--- Provided data ---
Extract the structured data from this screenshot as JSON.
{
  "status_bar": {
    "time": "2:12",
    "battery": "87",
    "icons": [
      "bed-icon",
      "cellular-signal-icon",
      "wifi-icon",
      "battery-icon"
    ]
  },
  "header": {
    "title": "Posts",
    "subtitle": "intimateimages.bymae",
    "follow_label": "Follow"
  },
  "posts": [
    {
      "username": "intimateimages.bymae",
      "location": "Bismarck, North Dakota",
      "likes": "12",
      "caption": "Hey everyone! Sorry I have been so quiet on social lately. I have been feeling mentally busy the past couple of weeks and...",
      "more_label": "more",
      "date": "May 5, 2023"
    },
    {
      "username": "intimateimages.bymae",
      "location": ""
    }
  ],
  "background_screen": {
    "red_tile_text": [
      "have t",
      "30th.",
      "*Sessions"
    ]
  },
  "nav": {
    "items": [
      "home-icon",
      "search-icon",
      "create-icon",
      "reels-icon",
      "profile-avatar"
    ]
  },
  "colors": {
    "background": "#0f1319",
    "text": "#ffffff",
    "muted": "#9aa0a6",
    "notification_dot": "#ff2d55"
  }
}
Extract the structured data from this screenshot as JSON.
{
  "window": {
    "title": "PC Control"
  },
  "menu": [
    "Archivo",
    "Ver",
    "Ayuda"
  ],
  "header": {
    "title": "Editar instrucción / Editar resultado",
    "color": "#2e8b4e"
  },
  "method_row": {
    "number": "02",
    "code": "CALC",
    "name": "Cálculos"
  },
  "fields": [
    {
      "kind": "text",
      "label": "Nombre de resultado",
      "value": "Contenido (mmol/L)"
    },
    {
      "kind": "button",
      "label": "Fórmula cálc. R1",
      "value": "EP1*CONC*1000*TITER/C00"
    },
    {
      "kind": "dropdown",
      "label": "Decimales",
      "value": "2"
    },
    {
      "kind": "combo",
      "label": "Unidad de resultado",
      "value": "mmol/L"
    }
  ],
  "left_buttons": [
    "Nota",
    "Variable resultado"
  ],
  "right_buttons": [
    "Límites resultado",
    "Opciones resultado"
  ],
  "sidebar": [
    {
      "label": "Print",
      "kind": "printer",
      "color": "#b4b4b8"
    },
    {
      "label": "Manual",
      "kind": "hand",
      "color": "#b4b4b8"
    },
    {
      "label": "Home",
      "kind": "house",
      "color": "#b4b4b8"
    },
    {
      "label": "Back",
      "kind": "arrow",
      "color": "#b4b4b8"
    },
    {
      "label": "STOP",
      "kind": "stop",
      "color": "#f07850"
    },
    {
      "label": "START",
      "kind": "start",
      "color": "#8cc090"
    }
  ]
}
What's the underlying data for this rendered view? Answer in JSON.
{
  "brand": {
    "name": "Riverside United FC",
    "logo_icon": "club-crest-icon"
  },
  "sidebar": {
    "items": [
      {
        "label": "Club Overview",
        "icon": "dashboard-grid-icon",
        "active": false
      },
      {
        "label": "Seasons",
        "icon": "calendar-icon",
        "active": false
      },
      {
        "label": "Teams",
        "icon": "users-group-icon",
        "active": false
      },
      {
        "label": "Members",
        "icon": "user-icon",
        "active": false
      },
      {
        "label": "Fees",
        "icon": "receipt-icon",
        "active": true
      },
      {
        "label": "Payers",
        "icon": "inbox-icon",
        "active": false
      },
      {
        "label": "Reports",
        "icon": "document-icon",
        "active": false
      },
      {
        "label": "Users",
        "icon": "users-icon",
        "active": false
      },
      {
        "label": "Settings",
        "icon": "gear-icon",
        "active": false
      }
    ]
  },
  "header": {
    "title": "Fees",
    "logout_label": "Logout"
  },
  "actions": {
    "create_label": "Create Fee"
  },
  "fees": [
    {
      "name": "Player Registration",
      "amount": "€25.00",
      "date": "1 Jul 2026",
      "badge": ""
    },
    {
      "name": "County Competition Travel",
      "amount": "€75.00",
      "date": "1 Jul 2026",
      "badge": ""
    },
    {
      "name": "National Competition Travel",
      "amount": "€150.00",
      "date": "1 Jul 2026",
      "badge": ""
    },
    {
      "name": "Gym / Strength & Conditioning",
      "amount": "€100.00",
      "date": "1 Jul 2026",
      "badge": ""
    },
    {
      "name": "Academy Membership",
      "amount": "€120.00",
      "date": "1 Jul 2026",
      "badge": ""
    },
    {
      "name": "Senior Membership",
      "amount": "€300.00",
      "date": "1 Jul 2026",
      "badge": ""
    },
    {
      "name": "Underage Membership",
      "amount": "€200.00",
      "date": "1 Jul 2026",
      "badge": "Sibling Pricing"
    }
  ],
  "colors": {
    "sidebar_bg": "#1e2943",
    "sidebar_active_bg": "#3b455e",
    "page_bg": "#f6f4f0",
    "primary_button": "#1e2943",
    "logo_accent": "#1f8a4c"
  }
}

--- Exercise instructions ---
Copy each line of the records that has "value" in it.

--- Output for this exercise ---
      "value": "Contenido (mmol/L)"
      "value": "EP1*CONC*1000*TITER/C00"
      "value": "2"
      "value": "mmol/L"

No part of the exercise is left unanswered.